Fourth, the court considered the measures in light of s.9 of the Charter’s guarantee against arbitrary detention or imprisonment. Justice Crampton accepted that the required stayover was a detention, but he held that it was not arbitrary, and that the way it was carried out was reasonable. Therefore, there was no violation of this right.
As for the rights of arrested individuals to retain and instruct counsel without delay and to be informed of that right under s.10, only one of the applicants provided enough evidence to make out a violation of her right. Also, the judge found that the “Welcome Packages” given to arriving flyers contained language that was far too weak to satisfy this right. Upon reading these pamphlets, they came across as an amusingly patronizing inoculation to travellers for what must have been a horrible “stay” for most.
Sixth, as for the argument that the applicants’ right to the presumption of innocence had been infringed under s.11, the court sent a strong message that to argue a court hearing was required for each traveller, as the applicants did, was flawed.

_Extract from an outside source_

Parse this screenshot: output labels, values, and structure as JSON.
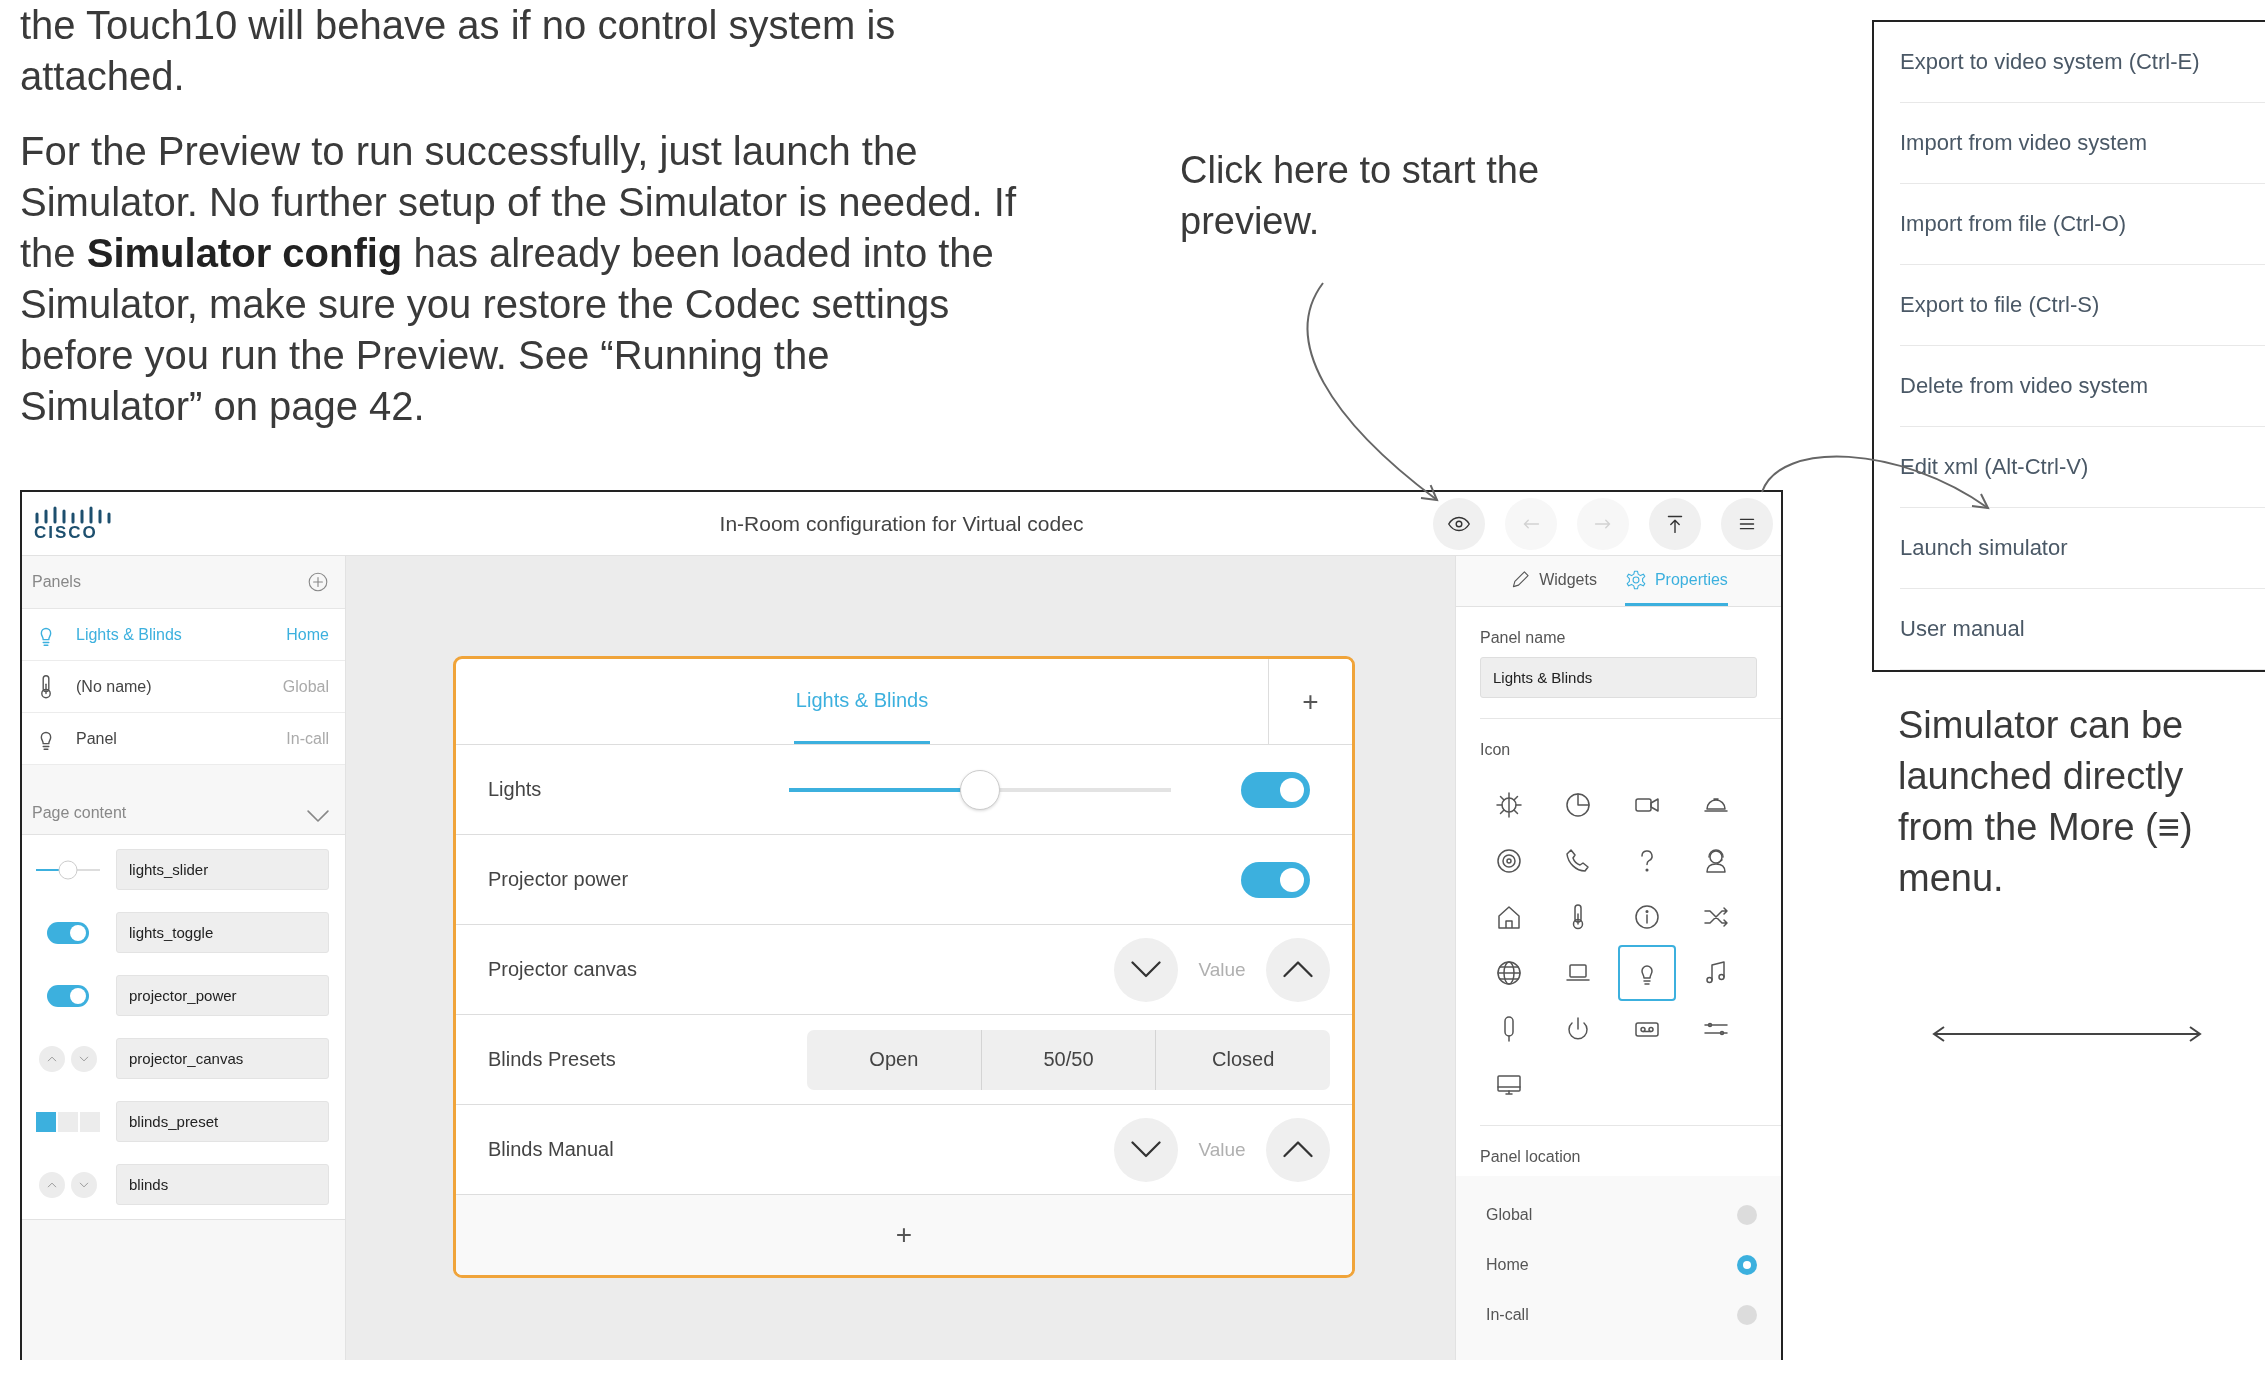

Seventh, it described the subject of s.12, “cruel and unusual punishment,” in terms of being “abhorrent or intolerable to society” and “grossly disproportionate.” Then it said, “It is manifest that the requirement to stay at a GAA or a DQF for 24-72 hours cannot be described in any of these terms.”
The court concluded its lengthy decision with reasons why the measures were made with the proper legal authority found in the federal Quarantine Act. The court said that even stricter measures could be possibly imposed like a longer period of quarantine at the border as long as the Quarantine Act was complied with. It ended by saying that some people may not like the rules, but if someone chooses to travel and thereby endangers others, the law will allow the state to protect its citizens. That may come as either good news or bad news to employers. While workforce health is critical during the winter months, travel restrictions devastated much of the travel industry and related enterprises. While legal challenges may be mounted in the future, some may think twice before arguing the Charter was breached.